While many parents are already stocking up on back-to-school supplies and warmer fall clothes, it’s critical that to recognize summer’s heat still remains. Warm days and late sunsets have athletes of all ages out practicing and playing the games that they love. But just because your son or daughter can mostly avoid the sun’s rays by heading to the rink, it doesn’t mean you should be less concerned about the health and performance problems associated with dehydration.
“I worry about hockey players because in the summer,” says Steve Bushee, assistant athletic director in charge of sports medicine at Boston College. He notes that, many times, young athletes spend all day out in the heat before arriving at their hockey game or practice in the evening. “Anytime you’re sweating, you’re becoming dehydrated, so it’s especially important— even more so in the summer months when it can be so humid out—to be aware of the fluids you drink and the fluids you lose.”
According to Bushee, it only takes a two-percent loss in body fluid before dehydration sets in and a breakdown of muscles starts affecting performance.
Bushee says one of the simplest steps to guard against dehydration, one often utilized by the Eagles, involves weighing athletes before and after a practice or game. By measuring the pre and post-game weight difference,, athletes can determine how much fluid loss occurred and replenish it accordingly.
“In essence, you need to regain that weight in fluid before you start working out again,” says Bushee. “If you’re down two pounds of water weight, before your next practice you need to make sure to get that back up, otherwise you’re setting yourself up for dehydration.”
Parents, players and coaches should be on the lookout for these telltale signs dehydration:
And more than just water, salt and electrolytes also need to be replaced in athletes, particularly during summer workouts.
“Sometimes in the summer, we suggest some of the guys maybe put a little extra salt on their meals, because salt is lost in sweat,” Bushee said. “That and potassium should also be watched at meals to complete a healthy diet.” When adding salt to a child’s diet, however, consider potassium a better alternative than sodium, since most children already take in too much of the latter. To get the World Health Organization’s recommended 3,150 milligrams per day, try a banana (400–500mg), a cup of trail mix with seeds and nuts (950mg), or a cup of raisins (1,000mg) as an afternoon snack.
As far as the typical rule of drinking eight glasses a day, Bushee says there is no magic number for how many glasses a person should drink, noting that weight and size play a factor, too.
So before heading outside of in to the rink this summer make sure your youth hockey player knows the key steps to staying hydrated.

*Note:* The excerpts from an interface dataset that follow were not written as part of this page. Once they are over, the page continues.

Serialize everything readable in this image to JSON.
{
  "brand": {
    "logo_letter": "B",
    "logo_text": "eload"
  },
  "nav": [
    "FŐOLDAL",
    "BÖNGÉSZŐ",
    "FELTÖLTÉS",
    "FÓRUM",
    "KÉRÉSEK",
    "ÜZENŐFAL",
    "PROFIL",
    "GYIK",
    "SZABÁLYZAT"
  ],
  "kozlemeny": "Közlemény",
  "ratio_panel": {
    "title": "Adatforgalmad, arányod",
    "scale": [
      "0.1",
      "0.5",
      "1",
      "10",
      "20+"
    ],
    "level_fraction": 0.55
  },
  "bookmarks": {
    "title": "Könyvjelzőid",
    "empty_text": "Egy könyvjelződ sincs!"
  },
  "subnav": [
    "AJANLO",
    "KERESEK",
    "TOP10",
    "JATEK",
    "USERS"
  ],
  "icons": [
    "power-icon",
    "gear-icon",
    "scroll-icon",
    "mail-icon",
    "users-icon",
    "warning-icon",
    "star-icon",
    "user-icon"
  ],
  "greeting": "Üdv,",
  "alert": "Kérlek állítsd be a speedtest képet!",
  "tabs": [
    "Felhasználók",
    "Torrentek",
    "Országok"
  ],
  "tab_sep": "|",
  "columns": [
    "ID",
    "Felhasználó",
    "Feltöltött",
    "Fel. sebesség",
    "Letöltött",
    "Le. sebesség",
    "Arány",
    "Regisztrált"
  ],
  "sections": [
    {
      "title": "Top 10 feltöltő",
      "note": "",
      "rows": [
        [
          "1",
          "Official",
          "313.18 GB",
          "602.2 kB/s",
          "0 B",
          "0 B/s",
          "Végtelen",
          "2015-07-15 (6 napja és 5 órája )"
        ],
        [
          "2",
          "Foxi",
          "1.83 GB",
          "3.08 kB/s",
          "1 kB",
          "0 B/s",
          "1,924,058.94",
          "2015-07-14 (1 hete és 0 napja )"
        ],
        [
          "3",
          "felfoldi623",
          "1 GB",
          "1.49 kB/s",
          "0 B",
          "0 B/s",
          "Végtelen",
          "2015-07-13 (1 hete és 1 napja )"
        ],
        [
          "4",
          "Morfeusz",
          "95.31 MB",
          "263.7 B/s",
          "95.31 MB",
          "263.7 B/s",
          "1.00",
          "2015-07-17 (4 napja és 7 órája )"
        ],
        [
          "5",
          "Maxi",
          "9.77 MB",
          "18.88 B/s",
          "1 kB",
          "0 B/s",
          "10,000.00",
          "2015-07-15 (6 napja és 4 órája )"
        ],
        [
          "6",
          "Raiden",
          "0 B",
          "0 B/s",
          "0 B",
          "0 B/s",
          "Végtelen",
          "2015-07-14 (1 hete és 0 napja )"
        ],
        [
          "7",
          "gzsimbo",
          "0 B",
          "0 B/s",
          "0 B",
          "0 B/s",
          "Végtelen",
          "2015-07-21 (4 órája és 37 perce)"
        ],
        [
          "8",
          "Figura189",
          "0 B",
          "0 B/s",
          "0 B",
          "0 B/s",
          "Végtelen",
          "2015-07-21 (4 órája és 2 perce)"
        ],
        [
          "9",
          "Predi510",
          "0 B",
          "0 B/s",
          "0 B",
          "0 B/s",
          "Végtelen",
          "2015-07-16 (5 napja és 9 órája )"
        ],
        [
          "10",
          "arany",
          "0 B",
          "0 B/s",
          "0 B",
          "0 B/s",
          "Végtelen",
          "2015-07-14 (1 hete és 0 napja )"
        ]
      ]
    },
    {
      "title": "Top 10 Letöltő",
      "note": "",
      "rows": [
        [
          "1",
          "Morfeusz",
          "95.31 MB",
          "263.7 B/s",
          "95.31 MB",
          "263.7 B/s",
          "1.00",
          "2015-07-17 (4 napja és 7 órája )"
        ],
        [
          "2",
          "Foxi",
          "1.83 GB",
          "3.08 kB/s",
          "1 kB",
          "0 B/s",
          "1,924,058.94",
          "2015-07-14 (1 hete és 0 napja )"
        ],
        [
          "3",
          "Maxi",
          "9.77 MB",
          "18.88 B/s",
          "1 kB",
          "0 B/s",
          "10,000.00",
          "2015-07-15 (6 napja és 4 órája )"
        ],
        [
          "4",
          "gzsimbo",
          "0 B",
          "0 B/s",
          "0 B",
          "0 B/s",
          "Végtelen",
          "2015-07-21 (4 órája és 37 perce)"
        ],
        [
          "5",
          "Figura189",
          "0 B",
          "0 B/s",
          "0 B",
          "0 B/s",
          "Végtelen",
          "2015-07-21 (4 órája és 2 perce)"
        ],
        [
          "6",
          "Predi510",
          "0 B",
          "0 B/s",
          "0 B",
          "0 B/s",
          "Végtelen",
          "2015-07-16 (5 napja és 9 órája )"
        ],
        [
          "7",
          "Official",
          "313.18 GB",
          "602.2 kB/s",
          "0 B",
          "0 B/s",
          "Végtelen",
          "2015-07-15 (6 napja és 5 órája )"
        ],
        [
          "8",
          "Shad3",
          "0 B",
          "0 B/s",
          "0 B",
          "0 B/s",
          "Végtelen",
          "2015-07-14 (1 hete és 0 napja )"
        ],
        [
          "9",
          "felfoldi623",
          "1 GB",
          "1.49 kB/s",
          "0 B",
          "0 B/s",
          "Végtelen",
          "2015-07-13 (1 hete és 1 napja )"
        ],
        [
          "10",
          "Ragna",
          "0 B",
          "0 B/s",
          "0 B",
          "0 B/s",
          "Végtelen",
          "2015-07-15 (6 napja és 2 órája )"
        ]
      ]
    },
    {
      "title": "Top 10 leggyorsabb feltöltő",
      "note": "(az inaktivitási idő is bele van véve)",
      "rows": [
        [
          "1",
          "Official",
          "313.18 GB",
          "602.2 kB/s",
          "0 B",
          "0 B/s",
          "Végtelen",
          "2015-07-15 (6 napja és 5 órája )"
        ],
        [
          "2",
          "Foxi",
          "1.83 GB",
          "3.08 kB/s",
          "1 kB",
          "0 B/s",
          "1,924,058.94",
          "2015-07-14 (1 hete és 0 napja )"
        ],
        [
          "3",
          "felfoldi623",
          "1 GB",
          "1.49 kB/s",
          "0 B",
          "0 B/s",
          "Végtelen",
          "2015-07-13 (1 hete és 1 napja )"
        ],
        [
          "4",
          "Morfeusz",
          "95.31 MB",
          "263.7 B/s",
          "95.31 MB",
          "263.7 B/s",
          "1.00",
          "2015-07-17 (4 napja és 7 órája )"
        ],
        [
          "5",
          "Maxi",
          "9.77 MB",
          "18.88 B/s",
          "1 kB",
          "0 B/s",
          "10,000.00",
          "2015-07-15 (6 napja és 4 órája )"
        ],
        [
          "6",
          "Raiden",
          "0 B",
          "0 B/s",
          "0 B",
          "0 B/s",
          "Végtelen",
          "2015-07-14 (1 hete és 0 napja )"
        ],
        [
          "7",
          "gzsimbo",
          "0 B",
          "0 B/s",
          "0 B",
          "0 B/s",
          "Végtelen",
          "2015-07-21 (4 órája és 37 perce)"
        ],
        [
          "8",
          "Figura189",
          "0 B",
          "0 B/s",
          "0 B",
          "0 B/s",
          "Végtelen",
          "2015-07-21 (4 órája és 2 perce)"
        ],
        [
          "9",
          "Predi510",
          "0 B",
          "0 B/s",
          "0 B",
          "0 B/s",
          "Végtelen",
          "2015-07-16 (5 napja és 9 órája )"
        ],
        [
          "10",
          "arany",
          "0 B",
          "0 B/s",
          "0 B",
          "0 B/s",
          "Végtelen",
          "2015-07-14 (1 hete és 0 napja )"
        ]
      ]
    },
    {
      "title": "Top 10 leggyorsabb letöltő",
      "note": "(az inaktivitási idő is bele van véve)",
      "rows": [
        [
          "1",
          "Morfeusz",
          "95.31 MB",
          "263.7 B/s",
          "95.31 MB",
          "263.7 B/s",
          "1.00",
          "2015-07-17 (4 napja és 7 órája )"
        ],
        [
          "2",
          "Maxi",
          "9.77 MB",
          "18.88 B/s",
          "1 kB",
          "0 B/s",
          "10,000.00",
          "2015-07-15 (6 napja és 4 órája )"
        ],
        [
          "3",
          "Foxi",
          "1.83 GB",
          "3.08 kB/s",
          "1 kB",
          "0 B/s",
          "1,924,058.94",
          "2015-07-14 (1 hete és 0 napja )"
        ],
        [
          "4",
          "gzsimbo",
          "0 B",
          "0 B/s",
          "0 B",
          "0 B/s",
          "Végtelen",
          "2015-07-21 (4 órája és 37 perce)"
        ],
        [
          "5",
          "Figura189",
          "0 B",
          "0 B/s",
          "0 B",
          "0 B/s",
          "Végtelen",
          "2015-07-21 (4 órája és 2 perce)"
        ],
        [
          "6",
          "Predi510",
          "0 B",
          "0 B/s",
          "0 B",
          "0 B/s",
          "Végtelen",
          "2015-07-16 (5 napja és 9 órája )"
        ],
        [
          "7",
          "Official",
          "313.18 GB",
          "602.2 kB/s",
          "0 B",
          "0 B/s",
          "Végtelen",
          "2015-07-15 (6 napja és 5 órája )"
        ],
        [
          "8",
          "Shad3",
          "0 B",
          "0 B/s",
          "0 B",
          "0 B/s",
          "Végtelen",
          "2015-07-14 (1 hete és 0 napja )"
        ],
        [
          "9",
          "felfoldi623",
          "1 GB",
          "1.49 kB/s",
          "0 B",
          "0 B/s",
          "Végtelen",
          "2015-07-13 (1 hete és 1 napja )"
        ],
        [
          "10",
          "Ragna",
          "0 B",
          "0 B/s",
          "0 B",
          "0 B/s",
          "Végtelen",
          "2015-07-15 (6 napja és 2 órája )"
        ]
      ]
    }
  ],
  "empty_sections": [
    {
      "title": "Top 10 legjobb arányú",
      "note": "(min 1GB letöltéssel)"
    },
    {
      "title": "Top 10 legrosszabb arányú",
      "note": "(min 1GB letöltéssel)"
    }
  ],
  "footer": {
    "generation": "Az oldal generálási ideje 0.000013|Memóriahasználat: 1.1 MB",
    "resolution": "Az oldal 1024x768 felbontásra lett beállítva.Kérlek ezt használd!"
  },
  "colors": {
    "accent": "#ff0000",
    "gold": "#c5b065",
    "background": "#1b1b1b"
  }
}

And then don’t forget to have them apply these lesson throughout the winter season, too.